WHAT IS BEING ASKED:
If a line in the listing below contains "Shift", return that line.

AVAILABLE DATA:
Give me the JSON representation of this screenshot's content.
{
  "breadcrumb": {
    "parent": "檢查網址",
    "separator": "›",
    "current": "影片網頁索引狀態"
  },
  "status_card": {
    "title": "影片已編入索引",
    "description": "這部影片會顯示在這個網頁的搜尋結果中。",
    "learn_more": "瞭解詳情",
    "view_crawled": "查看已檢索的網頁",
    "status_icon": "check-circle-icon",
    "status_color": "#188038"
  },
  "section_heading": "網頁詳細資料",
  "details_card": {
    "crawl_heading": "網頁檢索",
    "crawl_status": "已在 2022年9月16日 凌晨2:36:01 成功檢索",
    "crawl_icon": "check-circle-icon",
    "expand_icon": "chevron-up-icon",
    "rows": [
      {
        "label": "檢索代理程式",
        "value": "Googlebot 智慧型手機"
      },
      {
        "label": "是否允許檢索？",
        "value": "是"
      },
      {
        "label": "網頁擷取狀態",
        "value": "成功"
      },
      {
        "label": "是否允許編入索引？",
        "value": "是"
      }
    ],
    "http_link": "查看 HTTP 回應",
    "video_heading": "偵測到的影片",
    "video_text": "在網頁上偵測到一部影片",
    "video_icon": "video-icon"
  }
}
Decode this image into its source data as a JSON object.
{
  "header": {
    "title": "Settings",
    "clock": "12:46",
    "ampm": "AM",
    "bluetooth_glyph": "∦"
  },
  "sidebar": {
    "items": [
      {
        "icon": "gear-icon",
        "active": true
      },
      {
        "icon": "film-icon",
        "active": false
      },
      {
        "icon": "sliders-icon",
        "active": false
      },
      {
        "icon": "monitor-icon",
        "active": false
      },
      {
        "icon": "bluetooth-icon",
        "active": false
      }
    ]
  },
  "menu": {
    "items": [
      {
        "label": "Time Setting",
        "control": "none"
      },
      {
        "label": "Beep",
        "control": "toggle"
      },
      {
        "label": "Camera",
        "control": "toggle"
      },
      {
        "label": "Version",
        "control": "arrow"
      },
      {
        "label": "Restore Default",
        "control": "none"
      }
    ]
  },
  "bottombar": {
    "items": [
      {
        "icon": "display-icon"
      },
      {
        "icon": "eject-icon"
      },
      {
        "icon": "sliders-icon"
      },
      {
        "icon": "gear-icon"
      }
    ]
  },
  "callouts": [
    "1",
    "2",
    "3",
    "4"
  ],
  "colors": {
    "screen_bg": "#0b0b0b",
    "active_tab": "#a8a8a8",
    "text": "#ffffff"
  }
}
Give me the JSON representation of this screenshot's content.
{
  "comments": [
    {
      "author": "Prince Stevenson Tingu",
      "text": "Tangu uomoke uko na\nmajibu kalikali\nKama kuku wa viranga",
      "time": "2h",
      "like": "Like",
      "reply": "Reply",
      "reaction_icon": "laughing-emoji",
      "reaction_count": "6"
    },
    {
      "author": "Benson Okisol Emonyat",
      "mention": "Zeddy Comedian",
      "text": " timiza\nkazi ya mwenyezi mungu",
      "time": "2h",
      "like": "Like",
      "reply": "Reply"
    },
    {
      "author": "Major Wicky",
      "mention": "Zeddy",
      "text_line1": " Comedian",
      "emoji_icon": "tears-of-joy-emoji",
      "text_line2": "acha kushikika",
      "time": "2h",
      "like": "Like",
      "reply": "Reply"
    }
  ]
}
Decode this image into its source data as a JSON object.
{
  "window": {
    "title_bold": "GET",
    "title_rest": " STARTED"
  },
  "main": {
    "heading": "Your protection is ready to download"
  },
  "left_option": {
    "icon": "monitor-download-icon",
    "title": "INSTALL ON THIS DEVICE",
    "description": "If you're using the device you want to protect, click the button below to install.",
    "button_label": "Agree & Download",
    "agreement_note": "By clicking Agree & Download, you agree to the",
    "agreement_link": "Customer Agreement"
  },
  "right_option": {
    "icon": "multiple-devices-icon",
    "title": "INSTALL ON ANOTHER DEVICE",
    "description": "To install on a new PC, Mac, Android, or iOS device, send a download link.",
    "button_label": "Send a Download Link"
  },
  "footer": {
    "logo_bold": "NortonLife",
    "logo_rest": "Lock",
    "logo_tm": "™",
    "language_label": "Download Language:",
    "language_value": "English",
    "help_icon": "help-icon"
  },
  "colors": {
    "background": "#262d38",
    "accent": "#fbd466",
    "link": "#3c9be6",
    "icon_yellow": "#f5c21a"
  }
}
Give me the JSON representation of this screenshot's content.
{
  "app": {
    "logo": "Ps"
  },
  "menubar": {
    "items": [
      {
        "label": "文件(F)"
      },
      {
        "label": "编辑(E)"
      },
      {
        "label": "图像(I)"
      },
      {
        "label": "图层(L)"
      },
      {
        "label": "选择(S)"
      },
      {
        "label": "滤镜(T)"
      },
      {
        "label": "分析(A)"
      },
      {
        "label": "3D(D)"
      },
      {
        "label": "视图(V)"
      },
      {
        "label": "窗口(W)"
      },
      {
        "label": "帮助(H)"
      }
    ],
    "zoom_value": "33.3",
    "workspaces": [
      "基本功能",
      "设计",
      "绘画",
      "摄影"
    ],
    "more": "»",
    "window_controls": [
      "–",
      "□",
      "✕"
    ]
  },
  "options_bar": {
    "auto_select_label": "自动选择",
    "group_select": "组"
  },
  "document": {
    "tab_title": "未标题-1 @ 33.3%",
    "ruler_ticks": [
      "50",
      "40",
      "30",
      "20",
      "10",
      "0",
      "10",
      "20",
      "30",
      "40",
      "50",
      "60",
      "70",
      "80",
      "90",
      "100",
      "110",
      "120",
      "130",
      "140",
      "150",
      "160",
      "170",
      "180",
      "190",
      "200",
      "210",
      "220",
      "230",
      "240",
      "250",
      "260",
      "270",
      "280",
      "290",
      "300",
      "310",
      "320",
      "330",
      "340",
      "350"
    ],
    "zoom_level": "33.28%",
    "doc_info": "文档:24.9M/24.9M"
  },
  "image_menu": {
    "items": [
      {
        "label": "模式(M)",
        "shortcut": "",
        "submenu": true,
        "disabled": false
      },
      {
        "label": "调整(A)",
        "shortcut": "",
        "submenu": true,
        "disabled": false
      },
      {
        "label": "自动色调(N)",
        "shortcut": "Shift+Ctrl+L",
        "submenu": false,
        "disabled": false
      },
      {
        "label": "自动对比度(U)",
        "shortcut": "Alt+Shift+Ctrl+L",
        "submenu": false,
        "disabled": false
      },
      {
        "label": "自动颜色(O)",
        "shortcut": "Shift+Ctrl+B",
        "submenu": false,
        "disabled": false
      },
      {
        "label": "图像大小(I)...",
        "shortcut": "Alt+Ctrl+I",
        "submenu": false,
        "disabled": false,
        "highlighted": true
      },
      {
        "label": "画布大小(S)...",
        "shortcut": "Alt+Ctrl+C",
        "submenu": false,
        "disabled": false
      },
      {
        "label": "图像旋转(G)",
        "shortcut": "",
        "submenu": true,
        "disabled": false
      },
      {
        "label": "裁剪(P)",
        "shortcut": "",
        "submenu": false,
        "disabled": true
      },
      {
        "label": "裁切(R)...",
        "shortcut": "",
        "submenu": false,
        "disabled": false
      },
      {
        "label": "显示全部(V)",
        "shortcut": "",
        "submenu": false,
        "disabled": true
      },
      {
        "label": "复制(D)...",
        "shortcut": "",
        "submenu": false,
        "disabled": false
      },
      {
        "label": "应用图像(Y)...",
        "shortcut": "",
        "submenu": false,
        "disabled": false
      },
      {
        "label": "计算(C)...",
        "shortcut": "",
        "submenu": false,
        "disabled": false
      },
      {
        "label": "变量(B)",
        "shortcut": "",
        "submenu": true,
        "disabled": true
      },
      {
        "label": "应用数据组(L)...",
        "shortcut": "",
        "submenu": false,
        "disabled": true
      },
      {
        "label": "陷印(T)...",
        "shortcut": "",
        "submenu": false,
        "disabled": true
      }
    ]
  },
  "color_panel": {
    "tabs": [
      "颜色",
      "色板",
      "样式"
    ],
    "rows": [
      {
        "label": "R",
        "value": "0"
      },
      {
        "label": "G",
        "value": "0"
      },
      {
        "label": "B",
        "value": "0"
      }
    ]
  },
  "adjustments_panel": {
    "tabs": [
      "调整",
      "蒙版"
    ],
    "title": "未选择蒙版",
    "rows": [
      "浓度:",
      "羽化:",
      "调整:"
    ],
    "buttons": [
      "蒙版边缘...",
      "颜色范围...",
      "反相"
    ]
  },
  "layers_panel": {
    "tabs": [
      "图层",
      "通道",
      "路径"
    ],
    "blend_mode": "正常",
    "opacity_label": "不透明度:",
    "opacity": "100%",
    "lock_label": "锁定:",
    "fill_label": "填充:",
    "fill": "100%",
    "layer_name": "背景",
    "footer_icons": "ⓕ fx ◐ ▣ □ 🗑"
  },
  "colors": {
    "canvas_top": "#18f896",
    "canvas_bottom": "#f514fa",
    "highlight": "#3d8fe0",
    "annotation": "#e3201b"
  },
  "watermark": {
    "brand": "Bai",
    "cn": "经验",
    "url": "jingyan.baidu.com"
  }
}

TASK ANSWER:
        "shortcut": "Shift+Ctrl+L",
        "shortcut": "Alt+Shift+Ctrl+L",
        "shortcut": "Shift+Ctrl+B",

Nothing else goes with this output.